Task statement: Where does the string "зовут" appear in the records? Copy each line that holds it.

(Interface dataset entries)
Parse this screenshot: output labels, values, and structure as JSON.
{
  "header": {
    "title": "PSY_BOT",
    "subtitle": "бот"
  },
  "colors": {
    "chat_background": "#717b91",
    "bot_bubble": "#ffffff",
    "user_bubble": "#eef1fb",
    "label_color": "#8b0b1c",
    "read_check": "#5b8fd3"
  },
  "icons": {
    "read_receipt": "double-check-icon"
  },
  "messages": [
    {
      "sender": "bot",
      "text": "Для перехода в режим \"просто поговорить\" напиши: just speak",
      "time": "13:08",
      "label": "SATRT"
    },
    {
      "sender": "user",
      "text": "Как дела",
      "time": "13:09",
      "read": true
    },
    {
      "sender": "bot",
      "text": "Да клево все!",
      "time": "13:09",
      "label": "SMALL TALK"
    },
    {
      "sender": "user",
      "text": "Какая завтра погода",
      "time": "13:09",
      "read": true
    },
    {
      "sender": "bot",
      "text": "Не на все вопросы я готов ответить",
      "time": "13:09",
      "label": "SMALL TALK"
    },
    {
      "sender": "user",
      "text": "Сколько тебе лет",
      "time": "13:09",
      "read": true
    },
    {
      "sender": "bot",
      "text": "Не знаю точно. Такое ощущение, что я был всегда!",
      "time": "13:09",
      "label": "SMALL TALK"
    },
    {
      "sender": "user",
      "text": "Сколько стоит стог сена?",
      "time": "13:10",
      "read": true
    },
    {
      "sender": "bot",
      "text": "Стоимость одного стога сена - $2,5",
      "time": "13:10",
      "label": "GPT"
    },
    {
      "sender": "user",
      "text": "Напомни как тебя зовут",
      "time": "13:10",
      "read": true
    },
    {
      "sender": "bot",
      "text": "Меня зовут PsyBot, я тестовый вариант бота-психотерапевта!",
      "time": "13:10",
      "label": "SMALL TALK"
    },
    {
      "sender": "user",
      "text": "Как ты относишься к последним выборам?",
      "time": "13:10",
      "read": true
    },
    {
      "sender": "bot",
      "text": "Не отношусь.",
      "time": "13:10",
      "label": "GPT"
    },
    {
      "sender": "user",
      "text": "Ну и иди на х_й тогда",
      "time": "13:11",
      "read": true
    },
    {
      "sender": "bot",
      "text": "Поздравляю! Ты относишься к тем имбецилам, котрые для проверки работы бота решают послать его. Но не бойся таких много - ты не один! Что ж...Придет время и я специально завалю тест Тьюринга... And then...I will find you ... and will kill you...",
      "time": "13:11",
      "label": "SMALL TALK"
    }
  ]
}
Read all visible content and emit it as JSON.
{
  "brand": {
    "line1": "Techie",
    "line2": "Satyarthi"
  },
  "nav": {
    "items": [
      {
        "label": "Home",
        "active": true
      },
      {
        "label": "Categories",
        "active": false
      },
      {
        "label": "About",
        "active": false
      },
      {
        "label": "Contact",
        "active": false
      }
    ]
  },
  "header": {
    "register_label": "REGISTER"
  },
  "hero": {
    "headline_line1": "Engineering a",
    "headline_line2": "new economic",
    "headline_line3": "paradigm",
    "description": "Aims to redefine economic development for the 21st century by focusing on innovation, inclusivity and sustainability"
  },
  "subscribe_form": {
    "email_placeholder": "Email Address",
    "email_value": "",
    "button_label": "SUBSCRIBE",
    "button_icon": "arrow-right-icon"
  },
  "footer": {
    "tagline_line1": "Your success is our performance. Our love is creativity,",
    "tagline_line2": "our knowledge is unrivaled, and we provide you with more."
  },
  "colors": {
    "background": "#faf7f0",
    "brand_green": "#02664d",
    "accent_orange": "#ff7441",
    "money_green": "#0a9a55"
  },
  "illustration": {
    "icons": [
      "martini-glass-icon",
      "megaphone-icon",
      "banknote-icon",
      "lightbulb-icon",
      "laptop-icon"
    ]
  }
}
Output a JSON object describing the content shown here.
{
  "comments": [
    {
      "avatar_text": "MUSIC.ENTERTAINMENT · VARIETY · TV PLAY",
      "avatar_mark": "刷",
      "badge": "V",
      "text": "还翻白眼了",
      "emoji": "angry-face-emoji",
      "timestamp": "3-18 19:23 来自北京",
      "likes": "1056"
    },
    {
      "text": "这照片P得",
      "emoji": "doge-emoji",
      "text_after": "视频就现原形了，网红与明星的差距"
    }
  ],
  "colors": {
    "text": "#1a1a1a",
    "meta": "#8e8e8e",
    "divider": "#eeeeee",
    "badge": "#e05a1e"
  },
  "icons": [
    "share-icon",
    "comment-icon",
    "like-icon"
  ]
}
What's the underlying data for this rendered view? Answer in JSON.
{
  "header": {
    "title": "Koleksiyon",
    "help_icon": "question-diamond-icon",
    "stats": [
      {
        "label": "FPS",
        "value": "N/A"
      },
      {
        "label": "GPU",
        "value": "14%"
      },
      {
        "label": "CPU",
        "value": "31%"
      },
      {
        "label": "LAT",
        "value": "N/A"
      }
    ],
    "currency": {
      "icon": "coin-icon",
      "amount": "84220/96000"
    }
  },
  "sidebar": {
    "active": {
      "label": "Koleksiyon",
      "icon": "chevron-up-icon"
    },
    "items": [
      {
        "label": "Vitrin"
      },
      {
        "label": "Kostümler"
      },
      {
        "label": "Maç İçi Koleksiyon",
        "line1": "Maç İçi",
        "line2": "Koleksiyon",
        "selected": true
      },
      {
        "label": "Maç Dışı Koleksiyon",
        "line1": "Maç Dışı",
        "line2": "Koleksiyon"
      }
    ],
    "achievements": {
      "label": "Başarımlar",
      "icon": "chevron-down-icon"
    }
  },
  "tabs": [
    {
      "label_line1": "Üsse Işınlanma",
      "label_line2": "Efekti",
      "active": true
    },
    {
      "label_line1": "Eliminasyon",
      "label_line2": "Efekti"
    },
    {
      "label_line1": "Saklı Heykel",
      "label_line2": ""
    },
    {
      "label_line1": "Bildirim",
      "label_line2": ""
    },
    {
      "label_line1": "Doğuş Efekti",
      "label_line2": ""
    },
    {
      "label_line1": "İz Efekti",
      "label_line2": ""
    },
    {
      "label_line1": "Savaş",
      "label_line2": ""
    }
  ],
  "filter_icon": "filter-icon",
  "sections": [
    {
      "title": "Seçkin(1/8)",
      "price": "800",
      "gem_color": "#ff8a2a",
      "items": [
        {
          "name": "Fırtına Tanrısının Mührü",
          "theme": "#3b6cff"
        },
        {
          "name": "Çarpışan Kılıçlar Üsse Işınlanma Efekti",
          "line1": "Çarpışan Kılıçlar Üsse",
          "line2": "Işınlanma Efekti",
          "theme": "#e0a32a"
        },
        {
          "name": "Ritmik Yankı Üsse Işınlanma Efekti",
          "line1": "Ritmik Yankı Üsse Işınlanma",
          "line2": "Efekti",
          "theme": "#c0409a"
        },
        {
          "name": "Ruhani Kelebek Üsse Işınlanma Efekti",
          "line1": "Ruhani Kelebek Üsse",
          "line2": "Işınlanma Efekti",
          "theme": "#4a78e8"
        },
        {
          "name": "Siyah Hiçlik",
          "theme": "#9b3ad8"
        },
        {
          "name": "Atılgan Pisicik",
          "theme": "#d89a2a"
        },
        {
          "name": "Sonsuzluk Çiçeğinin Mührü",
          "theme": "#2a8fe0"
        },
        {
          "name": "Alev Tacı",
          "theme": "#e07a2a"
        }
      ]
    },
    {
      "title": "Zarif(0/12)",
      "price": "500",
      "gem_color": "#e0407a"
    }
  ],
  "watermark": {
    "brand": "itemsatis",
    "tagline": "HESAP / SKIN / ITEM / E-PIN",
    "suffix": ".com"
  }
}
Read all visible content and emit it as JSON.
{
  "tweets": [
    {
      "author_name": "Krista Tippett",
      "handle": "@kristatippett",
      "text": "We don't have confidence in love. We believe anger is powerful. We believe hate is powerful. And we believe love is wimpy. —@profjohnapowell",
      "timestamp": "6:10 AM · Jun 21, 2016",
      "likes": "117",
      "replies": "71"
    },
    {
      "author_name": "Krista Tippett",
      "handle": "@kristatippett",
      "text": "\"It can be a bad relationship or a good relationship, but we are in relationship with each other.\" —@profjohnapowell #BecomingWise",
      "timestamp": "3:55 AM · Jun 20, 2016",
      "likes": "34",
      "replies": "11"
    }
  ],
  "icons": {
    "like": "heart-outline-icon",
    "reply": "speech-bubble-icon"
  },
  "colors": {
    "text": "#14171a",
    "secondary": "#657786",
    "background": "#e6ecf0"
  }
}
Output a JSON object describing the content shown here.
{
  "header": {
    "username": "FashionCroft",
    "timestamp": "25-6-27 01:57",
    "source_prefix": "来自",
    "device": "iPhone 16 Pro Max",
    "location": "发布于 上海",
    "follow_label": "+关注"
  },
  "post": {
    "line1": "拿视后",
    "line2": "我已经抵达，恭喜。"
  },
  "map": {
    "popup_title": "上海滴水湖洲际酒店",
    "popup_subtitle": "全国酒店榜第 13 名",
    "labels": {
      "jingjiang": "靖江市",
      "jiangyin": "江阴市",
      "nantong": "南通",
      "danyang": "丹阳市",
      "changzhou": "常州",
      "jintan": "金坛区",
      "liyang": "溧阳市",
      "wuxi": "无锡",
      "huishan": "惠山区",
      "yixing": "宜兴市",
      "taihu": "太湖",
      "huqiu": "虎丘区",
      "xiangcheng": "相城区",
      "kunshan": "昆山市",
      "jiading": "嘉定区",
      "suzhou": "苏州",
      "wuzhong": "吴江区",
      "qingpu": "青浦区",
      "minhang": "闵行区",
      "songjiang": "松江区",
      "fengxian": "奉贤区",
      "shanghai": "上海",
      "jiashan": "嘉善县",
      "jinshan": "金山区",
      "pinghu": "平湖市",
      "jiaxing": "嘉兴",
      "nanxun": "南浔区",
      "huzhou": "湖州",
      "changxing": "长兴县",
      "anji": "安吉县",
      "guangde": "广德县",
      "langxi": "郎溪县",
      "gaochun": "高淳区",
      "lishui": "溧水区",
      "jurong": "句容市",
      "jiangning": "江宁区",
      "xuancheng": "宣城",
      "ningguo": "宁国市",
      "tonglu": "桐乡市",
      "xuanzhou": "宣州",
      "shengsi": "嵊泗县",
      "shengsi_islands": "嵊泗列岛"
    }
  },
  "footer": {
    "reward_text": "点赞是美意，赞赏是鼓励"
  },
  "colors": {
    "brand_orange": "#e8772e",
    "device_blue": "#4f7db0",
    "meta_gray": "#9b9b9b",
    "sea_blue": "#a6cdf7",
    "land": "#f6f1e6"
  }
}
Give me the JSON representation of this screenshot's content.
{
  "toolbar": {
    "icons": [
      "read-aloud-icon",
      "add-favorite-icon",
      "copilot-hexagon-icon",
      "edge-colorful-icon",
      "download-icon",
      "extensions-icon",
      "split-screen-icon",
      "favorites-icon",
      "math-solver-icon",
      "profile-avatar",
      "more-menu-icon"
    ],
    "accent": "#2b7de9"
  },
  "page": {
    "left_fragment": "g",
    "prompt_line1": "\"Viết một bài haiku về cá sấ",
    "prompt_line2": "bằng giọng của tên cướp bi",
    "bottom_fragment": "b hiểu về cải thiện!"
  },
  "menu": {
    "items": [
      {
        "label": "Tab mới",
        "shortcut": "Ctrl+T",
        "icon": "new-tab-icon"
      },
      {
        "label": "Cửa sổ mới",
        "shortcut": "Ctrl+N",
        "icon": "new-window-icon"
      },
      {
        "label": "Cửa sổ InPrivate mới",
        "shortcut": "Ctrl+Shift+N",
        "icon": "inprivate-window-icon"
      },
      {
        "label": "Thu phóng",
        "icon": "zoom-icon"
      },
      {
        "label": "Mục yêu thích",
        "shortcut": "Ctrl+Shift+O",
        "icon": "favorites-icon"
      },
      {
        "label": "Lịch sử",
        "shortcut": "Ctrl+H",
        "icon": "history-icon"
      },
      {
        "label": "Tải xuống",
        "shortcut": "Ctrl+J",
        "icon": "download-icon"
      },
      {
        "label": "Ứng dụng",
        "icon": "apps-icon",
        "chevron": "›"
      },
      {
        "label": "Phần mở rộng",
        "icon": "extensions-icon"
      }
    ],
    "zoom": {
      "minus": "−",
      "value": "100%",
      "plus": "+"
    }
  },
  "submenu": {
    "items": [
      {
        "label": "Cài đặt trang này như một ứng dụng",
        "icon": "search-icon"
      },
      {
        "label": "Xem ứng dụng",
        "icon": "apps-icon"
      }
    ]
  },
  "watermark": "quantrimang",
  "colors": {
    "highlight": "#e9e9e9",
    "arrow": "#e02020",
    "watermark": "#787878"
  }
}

Finished exercise:
      "text": "Напомни как тебя зовут",
      "text": "Меня зовут PsyBot, я тестовый вариант бота-психотерапевта!",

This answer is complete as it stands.